:: AIM OF THE EXERCISE ::
Pictures must be dropped from the copy of the entries below; all else is returned exactly.

:: PROVIDED RECORDS ::
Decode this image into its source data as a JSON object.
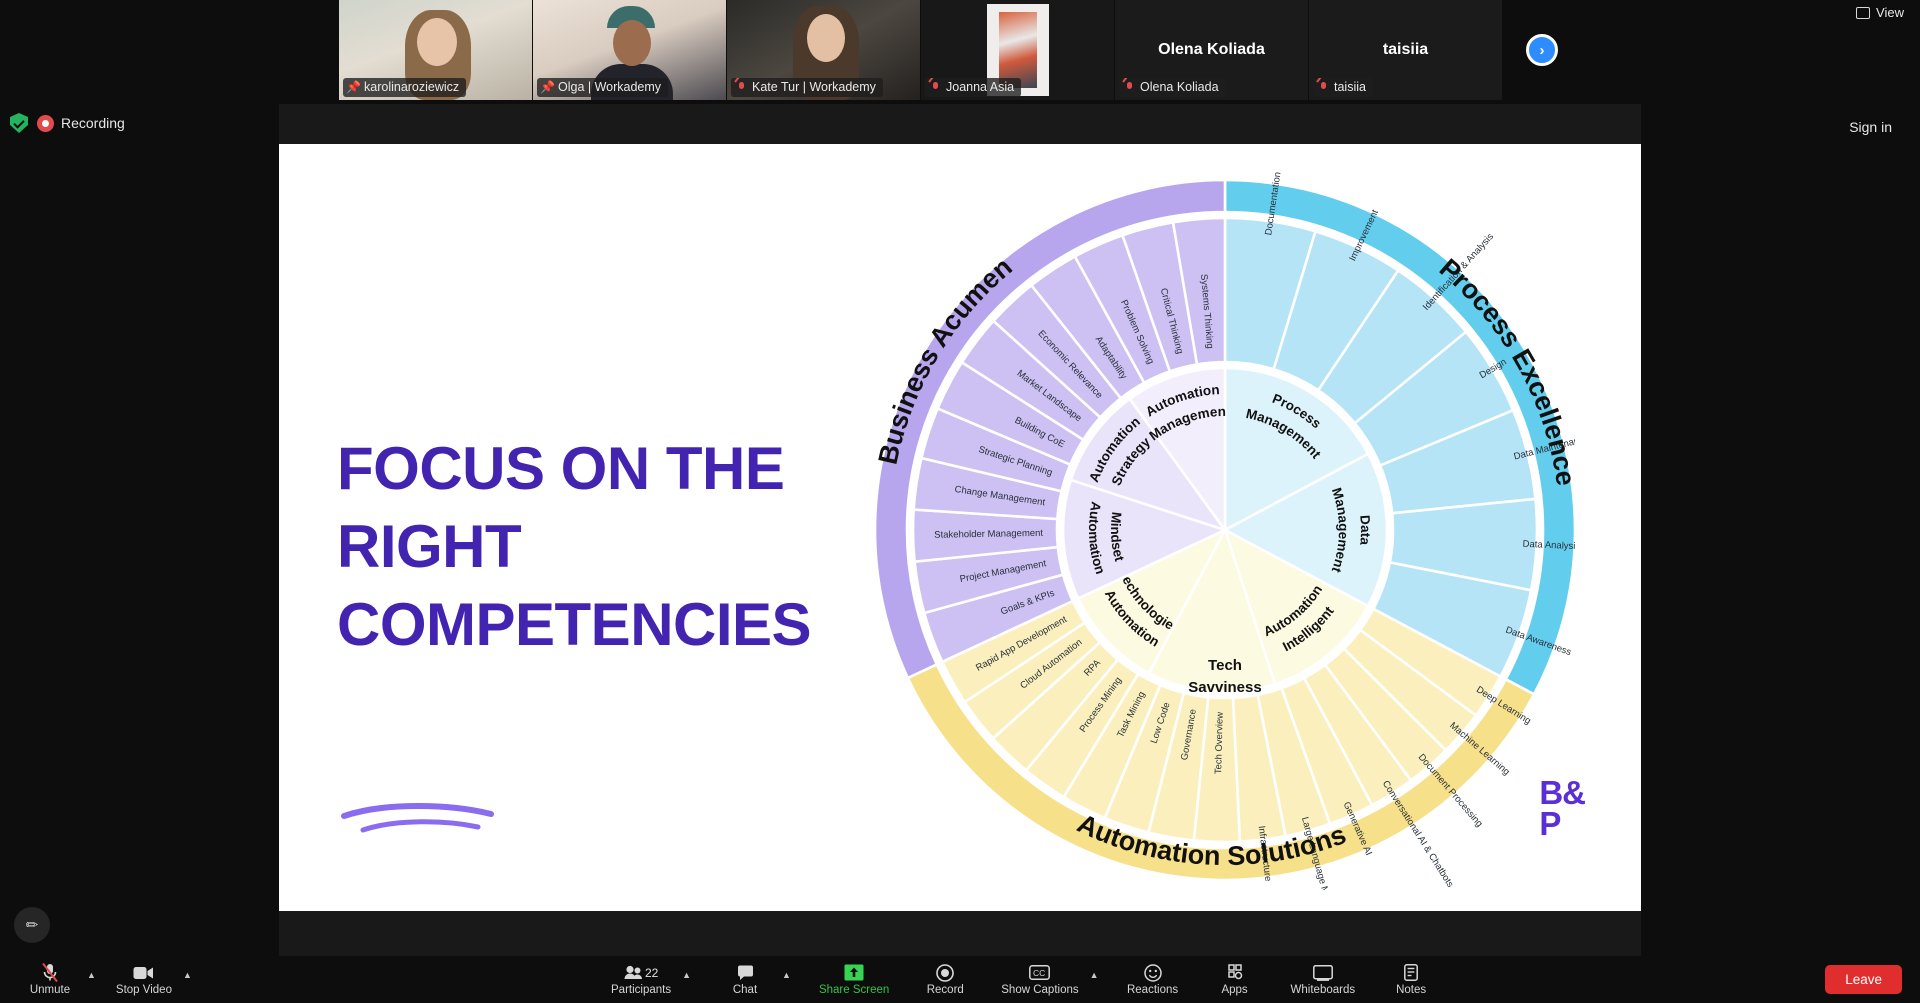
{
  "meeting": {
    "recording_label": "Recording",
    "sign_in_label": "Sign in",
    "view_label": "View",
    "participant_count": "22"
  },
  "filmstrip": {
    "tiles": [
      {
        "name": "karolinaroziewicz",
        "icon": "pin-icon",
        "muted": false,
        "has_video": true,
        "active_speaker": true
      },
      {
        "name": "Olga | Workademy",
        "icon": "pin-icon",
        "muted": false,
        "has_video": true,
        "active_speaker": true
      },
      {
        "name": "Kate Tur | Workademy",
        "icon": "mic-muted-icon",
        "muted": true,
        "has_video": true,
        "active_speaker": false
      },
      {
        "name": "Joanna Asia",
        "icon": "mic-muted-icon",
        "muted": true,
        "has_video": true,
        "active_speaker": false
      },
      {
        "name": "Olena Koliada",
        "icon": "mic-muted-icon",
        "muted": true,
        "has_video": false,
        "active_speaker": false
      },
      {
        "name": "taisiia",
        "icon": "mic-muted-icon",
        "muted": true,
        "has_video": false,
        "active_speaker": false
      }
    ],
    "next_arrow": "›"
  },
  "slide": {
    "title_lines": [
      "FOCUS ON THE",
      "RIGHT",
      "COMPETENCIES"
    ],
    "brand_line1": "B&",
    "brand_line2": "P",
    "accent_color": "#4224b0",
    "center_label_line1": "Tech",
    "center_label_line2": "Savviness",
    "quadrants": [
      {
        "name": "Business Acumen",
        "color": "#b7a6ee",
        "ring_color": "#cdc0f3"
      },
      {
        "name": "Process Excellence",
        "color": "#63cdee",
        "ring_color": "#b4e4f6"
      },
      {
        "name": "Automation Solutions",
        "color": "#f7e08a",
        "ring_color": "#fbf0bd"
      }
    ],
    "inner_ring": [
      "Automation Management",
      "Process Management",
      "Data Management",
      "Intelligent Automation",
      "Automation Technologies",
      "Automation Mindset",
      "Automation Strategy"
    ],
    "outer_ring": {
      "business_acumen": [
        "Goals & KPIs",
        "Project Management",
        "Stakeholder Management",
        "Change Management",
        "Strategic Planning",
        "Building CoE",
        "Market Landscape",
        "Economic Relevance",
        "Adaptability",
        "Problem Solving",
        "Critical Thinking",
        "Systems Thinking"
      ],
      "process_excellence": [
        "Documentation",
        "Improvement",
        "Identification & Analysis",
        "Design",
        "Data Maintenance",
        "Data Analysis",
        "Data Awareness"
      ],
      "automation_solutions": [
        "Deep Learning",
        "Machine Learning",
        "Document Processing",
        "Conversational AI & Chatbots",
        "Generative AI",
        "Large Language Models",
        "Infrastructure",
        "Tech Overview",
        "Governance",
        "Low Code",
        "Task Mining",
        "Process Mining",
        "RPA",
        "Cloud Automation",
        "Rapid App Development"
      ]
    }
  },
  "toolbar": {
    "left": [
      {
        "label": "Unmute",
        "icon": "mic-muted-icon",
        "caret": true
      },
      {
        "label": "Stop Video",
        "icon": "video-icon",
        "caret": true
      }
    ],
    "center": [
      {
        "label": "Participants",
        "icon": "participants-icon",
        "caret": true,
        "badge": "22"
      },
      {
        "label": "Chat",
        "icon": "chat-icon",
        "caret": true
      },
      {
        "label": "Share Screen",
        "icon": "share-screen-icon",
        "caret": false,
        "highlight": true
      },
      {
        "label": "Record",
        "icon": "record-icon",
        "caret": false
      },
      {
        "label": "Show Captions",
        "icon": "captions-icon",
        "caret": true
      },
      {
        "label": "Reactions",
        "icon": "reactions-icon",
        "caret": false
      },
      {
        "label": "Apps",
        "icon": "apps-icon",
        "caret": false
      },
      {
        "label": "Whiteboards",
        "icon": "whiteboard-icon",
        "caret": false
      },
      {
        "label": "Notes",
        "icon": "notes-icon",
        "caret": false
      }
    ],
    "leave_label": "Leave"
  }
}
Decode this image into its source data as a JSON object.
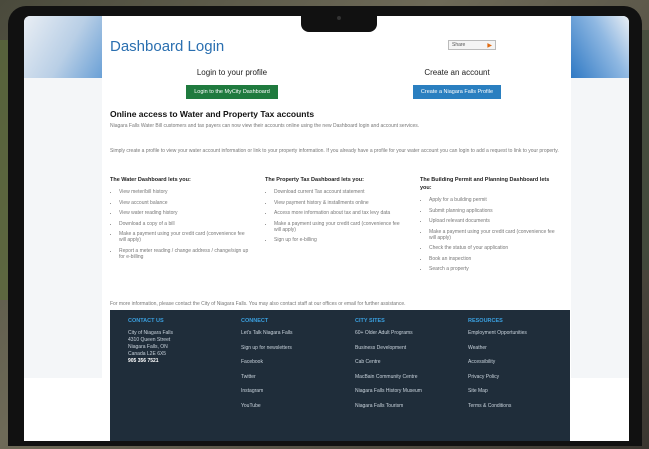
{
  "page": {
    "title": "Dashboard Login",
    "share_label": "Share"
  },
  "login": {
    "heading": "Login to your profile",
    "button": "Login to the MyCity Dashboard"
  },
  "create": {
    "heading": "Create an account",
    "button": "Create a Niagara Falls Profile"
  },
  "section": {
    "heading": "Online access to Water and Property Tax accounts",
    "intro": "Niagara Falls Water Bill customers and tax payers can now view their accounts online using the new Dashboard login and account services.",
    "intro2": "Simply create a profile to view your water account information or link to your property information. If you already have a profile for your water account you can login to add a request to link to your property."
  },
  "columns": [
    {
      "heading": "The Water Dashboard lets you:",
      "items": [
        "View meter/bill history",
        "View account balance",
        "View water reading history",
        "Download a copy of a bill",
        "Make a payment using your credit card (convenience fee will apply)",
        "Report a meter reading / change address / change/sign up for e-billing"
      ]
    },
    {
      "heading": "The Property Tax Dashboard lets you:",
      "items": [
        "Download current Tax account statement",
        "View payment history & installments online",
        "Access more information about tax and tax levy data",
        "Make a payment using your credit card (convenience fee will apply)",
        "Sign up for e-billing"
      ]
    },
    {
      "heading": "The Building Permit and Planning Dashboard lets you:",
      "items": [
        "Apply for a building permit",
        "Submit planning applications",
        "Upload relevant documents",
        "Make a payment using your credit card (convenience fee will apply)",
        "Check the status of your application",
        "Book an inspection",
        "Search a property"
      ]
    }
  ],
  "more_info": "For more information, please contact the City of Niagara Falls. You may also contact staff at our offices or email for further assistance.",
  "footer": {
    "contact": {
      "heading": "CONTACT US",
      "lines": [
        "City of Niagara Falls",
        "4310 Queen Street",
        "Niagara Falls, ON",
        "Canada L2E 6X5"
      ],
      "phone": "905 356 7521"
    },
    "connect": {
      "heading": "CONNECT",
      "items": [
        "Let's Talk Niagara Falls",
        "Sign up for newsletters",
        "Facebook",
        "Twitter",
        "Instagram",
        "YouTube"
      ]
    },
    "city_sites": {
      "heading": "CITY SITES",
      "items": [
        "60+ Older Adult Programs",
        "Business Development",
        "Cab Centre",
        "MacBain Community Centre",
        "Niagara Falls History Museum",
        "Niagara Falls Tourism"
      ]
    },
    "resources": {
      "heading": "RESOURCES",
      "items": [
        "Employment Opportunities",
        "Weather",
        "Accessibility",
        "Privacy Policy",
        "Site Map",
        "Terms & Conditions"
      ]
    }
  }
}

:: EXERCISE RESPONSE ::
Decode this image into its source data as a JSON object.
{
  "meeting": {
    "recording_label": "Recording",
    "sign_in_label": "Sign in",
    "view_label": "View",
    "participant_count": "22"
  },
  "filmstrip": {
    "tiles": [
      {
        "name": "karolinaroziewicz",
        "icon": "pin-icon",
        "muted": false,
        "has_video": true,
        "active_speaker": true
      },
      {
        "name": "Olga | Workademy",
        "icon": "pin-icon",
        "muted": false,
        "has_video": true,
        "active_speaker": true
      },
      {
        "name": "Kate Tur | Workademy",
        "icon": "mic-muted-icon",
        "muted": true,
        "has_video": true,
        "active_speaker": false
      },
      {
        "name": "Joanna Asia",
        "icon": "mic-muted-icon",
        "muted": true,
        "has_video": true,
        "active_speaker": false
      },
      {
        "name": "Olena Koliada",
        "icon": "mic-muted-icon",
        "muted": true,
        "has_video": false,
        "active_speaker": false
      },
      {
        "name": "taisiia",
        "icon": "mic-muted-icon",
        "muted": true,
        "has_video": false,
        "active_speaker": false
      }
    ],
    "next_arrow": "›"
  },
  "slide": {
    "title_lines": [
      "FOCUS ON THE",
      "RIGHT",
      "COMPETENCIES"
    ],
    "brand_line1": "B&",
    "brand_line2": "P",
    "accent_color": "#4224b0",
    "center_label_line1": "Tech",
    "center_label_line2": "Savviness",
    "quadrants": [
      {
        "name": "Business Acumen",
        "color": "#b7a6ee",
        "ring_color": "#cdc0f3"
      },
      {
        "name": "Process Excellence",
        "color": "#63cdee",
        "ring_color": "#b4e4f6"
      },
      {
        "name": "Automation Solutions",
        "color": "#f7e08a",
        "ring_color": "#fbf0bd"
      }
    ],
    "inner_ring": [
      "Automation Management",
      "Process Management",
      "Data Management",
      "Intelligent Automation",
      "Automation Technologies",
      "Automation Mindset",
      "Automation Strategy"
    ],
    "outer_ring": {
      "business_acumen": [
        "Goals & KPIs",
        "Project Management",
        "Stakeholder Management",
        "Change Management",
        "Strategic Planning",
        "Building CoE",
        "Market Landscape",
        "Economic Relevance",
        "Adaptability",
        "Problem Solving",
        "Critical Thinking",
        "Systems Thinking"
      ],
      "process_excellence": [
        "Documentation",
        "Improvement",
        "Identification & Analysis",
        "Design",
        "Data Maintenance",
        "Data Analysis",
        "Data Awareness"
      ],
      "automation_solutions": [
        "Deep Learning",
        "Machine Learning",
        "Document Processing",
        "Conversational AI & Chatbots",
        "Generative AI",
        "Large Language Models",
        "Infrastructure",
        "Tech Overview",
        "Governance",
        "Low Code",
        "Task Mining",
        "Process Mining",
        "RPA",
        "Cloud Automation",
        "Rapid App Development"
      ]
    }
  },
  "toolbar": {
    "left": [
      {
        "label": "Unmute",
        "icon": "mic-muted-icon",
        "caret": true
      },
      {
        "label": "Stop Video",
        "icon": "video-icon",
        "caret": true
      }
    ],
    "center": [
      {
        "label": "Participants",
        "icon": "participants-icon",
        "caret": true,
        "badge": "22"
      },
      {
        "label": "Chat",
        "icon": "chat-icon",
        "caret": true
      },
      {
        "label": "Share Screen",
        "icon": "share-screen-icon",
        "caret": false,
        "highlight": true
      },
      {
        "label": "Record",
        "icon": "record-icon",
        "caret": false
      },
      {
        "label": "Show Captions",
        "icon": "captions-icon",
        "caret": true
      },
      {
        "label": "Reactions",
        "icon": "reactions-icon",
        "caret": false
      },
      {
        "label": "Apps",
        "icon": "apps-icon",
        "caret": false
      },
      {
        "label": "Whiteboards",
        "icon": "whiteboard-icon",
        "caret": false
      },
      {
        "label": "Notes",
        "icon": "notes-icon",
        "caret": false
      }
    ],
    "leave_label": "Leave"
  }
}
Decode this image into its source data as a JSON object.
{
  "page": {
    "title": "Dashboard Login",
    "share_label": "Share"
  },
  "login": {
    "heading": "Login to your profile",
    "button": "Login to the MyCity Dashboard"
  },
  "create": {
    "heading": "Create an account",
    "button": "Create a Niagara Falls Profile"
  },
  "section": {
    "heading": "Online access to Water and Property Tax accounts",
    "intro": "Niagara Falls Water Bill customers and tax payers can now view their accounts online using the new Dashboard login and account services.",
    "intro2": "Simply create a profile to view your water account information or link to your property information. If you already have a profile for your water account you can login to add a request to link to your property."
  },
  "columns": [
    {
      "heading": "The Water Dashboard lets you:",
      "items": [
        "View meter/bill history",
        "View account balance",
        "View water reading history",
        "Download a copy of a bill",
        "Make a payment using your credit card (convenience fee will apply)",
        "Report a meter reading / change address / change/sign up for e-billing"
      ]
    },
    {
      "heading": "The Property Tax Dashboard lets you:",
      "items": [
        "Download current Tax account statement",
        "View payment history & installments online",
        "Access more information about tax and tax levy data",
        "Make a payment using your credit card (convenience fee will apply)",
        "Sign up for e-billing"
      ]
    },
    {
      "heading": "The Building Permit and Planning Dashboard lets you:",
      "items": [
        "Apply for a building permit",
        "Submit planning applications",
        "Upload relevant documents",
        "Make a payment using your credit card (convenience fee will apply)",
        "Check the status of your application",
        "Book an inspection",
        "Search a property"
      ]
    }
  ],
  "more_info": "For more information, please contact the City of Niagara Falls. You may also contact staff at our offices or email for further assistance.",
  "footer": {
    "contact": {
      "heading": "CONTACT US",
      "lines": [
        "City of Niagara Falls",
        "4310 Queen Street",
        "Niagara Falls, ON",
        "Canada L2E 6X5"
      ],
      "phone": "905 356 7521"
    },
    "connect": {
      "heading": "CONNECT",
      "items": [
        "Let's Talk Niagara Falls",
        "Sign up for newsletters",
        "Facebook",
        "Twitter",
        "Instagram",
        "YouTube"
      ]
    },
    "city_sites": {
      "heading": "CITY SITES",
      "items": [
        "60+ Older Adult Programs",
        "Business Development",
        "Cab Centre",
        "MacBain Community Centre",
        "Niagara Falls History Museum",
        "Niagara Falls Tourism"
      ]
    },
    "resources": {
      "heading": "RESOURCES",
      "items": [
        "Employment Opportunities",
        "Weather",
        "Accessibility",
        "Privacy Policy",
        "Site Map",
        "Terms & Conditions"
      ]
    }
  }
}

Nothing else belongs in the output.